This week, along with hundreds of other members of the produce industry across the supply chain, Artemis was proud to take part in the United Fresh Washington Conference.

The mission of the conference was to have participants meet with over 200 members of Congress, their staff and regulatory officials to educate policymakers in the nation’s capital. In three words: engage, advocate and collaborate. 

Education is an essential component of advocacy. Considering the 16% and 35% turnover rates in the Senate and House of Representatives, respectively, it’s important that these offices understand the legislative, regulatory and initiative challenges facing every part of the agricultural supply chain. It’s also crucial that they understand the sector’s impact on jobs, growth and consumer demand. 

Artemis’ passion for working towards a more stable, sustainable and profitable supply chain compelled us to join the conference. We’ll never stop fighting to widen our customer’s profit margins. 

The question is how can we, as a community, communicate the concerns and challenges of our industry? By advocating for the support of our farmers. As was said by many people, many times over the course of the conference, “Advocacy is a daily effort and, just like our crops, needs regular care and feeding.” 

There is power in numbers, which is why this past week so many industry cultivators and innovators joined together to share the following key points around immigration reform, trade policy and child nutrition. 


We discussed the topic of labor, which as everyone knows is a both complex and vital link in the supply chain. Conference participants argued for broad reform of the H2A Temporary Agricultural Employment of Foreign Workers agreement, and to work with our industry to pass new legislation that provides an effective solution for our labor crisis. That includes viable guest worker programs, transitions for current agricultural workers who are not currently in accordance with legal requirements, and the protection of growers who are working with their local governmental agencies to meet those requirements. 


We also discussed trade, namely the effect of tariff rates and NAFTA policies and access to global markets. We also explored the passing of trade agreements like the USMCA, and how they can help or hurt expand the development of new market opportunities around the world that benefit the fresh produce industry.


As the back-to-school season draws to a close, it was important to also bring up the role of child nutrition. As of today, 90% of USDA fruit and vegetable purchases are not fresh. We argued the importance of protecting children’s access to fresh produce through state school programs like the FFVP and maintaining serving requirements in school meals around the country.  

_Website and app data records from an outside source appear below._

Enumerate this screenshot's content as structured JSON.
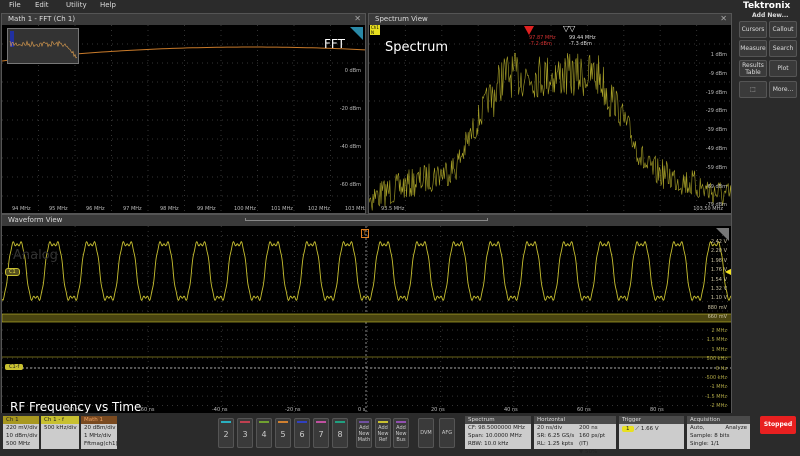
{
  "menu": [
    "File",
    "Edit",
    "Utility",
    "Help"
  ],
  "fft_panel": {
    "title": "Math 1 - FFT (Ch 1)",
    "overlay": "FFT",
    "y_labels": [
      "0 dBm",
      "-20 dBm",
      "-40 dBm",
      "-60 dBm"
    ],
    "x_labels": [
      "94 MHz",
      "95 MHz",
      "96 MHz",
      "97 MHz",
      "98 MHz",
      "99 MHz",
      "100 MHz",
      "101 MHz",
      "102 MHz",
      "103 MHz"
    ],
    "trace_color": "#c87a2a"
  },
  "spectrum_panel": {
    "title": "Spectrum View",
    "overlay": "Spectrum",
    "channel_tag": "Ch1",
    "channel_sub": "N",
    "marker1": {
      "freq": "97.87 MHz",
      "level": "-7.2 dBm"
    },
    "marker2": {
      "freq": "99.44 MHz",
      "level": "-7.3 dBm"
    },
    "y_labels": [
      "1 dBm",
      "-9 dBm",
      "-19 dBm",
      "-29 dBm",
      "-39 dBm",
      "-49 dBm",
      "-59 dBm",
      "-69 dBm",
      "-79 dBm"
    ],
    "x_start": "93.5 MHz",
    "x_end": "103.50 MHz",
    "trace_color": "#c8c030"
  },
  "waveform_panel": {
    "title": "Waveform View",
    "analog_watermark": "Analog",
    "overlay": "RF Frequency vs Time",
    "ch1_tag": "C1",
    "c1f_tag": "C1-f",
    "trigger_tag": "T",
    "volt_labels": [
      "2.42 V",
      "2.20 V",
      "1.98 V",
      "1.76 V",
      "1.54 V",
      "1.32 V",
      "1.10 V",
      "880 mV",
      "660 mV"
    ],
    "freq_labels": [
      "2 MHz",
      "1.5 MHz",
      "1 MHz",
      "500 kHz",
      "0 Hz",
      "-500 kHz",
      "-1 MHz",
      "-1.5 MHz",
      "-2 MHz"
    ],
    "time_labels": [
      "-80 ns",
      "-60 ns",
      "-40 ns",
      "-20 ns",
      "0 s",
      "20 ns",
      "40 ns",
      "60 ns",
      "80 ns"
    ]
  },
  "sidebar": {
    "brand": "Tektronix",
    "add_new": "Add New...",
    "buttons": [
      "Cursors",
      "Callout",
      "Measure",
      "Search",
      "Results Table",
      "Plot"
    ],
    "more": "More..."
  },
  "bottom": {
    "ch1": {
      "title": "Ch 1",
      "lines": [
        "220 mV/div",
        "10 dBm/div",
        "500 MHz"
      ]
    },
    "ch1f": {
      "title": "Ch 1 - f",
      "lines": [
        "500 kHz/div"
      ]
    },
    "math1": {
      "title": "Math 1",
      "lines": [
        "20 dBm/div",
        "1 MHz/div",
        "Fftmag(ch1)"
      ]
    },
    "channels": [
      {
        "label": "2",
        "color": "#2ab0c0"
      },
      {
        "label": "3",
        "color": "#c04050"
      },
      {
        "label": "4",
        "color": "#70a030"
      },
      {
        "label": "5",
        "color": "#d08030"
      },
      {
        "label": "6",
        "color": "#3040c0"
      },
      {
        "label": "7",
        "color": "#c050a0"
      },
      {
        "label": "8",
        "color": "#20a080"
      }
    ],
    "add_math": "Add New Math",
    "add_ref": "Add New Ref",
    "add_bus": "Add New Bus",
    "dvm": "DVM",
    "afg": "AFG",
    "spectrum": {
      "title": "Spectrum",
      "lines": [
        "CF: 98.5000000 MHz",
        "Span: 10.0000 MHz",
        "RBW: 10.0 kHz"
      ]
    },
    "horizontal": {
      "title": "Horizontal",
      "left": [
        "20 ns/div",
        "SR: 6.25 GS/s",
        "RL: 1.25 kpts"
      ],
      "right": [
        "200 ns",
        "160 ps/pt (IT)",
        "50%"
      ]
    },
    "trigger": {
      "title": "Trigger",
      "source": "1",
      "level": "1.66 V"
    },
    "acquisition": {
      "title": "Acquisition",
      "mode": "Auto,",
      "analyze": "Analyze",
      "lines": [
        "Sample: 8 bits",
        "Single: 1/1"
      ]
    },
    "stopped": "Stopped"
  }
}
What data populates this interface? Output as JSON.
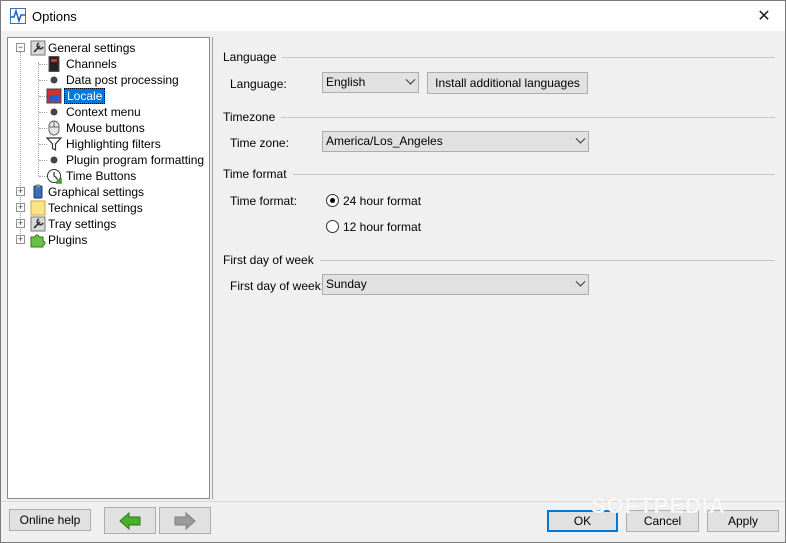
{
  "window": {
    "title": "Options",
    "close_glyph": "✕"
  },
  "tree": {
    "items": [
      {
        "label": "General settings",
        "icon": "wrench-icon"
      },
      {
        "label": "Channels",
        "icon": "channels-icon"
      },
      {
        "label": "Data post processing",
        "icon": "bullet-icon"
      },
      {
        "label": "Locale",
        "icon": "locale-icon"
      },
      {
        "label": "Context menu",
        "icon": "bullet-icon"
      },
      {
        "label": "Mouse buttons",
        "icon": "mouse-icon"
      },
      {
        "label": "Highlighting filters",
        "icon": "filter-icon"
      },
      {
        "label": "Plugin program formatting",
        "icon": "bullet-icon"
      },
      {
        "label": "Time Buttons",
        "icon": "clock-icon"
      },
      {
        "label": "Graphical settings",
        "icon": "paint-icon"
      },
      {
        "label": "Technical settings",
        "icon": "folder-icon"
      },
      {
        "label": "Tray settings",
        "icon": "wrench-icon"
      },
      {
        "label": "Plugins",
        "icon": "puzzle-icon"
      }
    ]
  },
  "language": {
    "section": "Language",
    "label": "Language:",
    "value": "English",
    "install_button": "Install additional languages"
  },
  "timezone": {
    "section": "Timezone",
    "label": "Time zone:",
    "value": "America/Los_Angeles"
  },
  "timeformat": {
    "section": "Time format",
    "label": "Time format:",
    "option24": "24 hour format",
    "option12": "12 hour format",
    "selected": "24 hour format"
  },
  "firstday": {
    "section": "First day of week",
    "label": "First day of week:",
    "value": "Sunday"
  },
  "footer": {
    "online_help": "Online help",
    "ok": "OK",
    "cancel": "Cancel",
    "apply": "Apply"
  },
  "watermark": "SOFTPEDIA",
  "colors": {
    "selection": "#0078d7",
    "nav_arrow": "#4caf2a"
  }
}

Of course, alignment on issues is not always easily achievable. But an agreement to push forward the conversations around these challenges and issues is the first step to implementing solutions. Artemis met with the offices of Representatives Elis Stefanik, Nydia Velasquez, Jose Serrano, Paul Tonko, Jerry Nadler, and Senators Chuck Schumer and Kristen Gillibrand. The staff members of each office agreed with us on that point. Policies, people, process and politics with integrity and intention will build a stronger agricultural supply chain.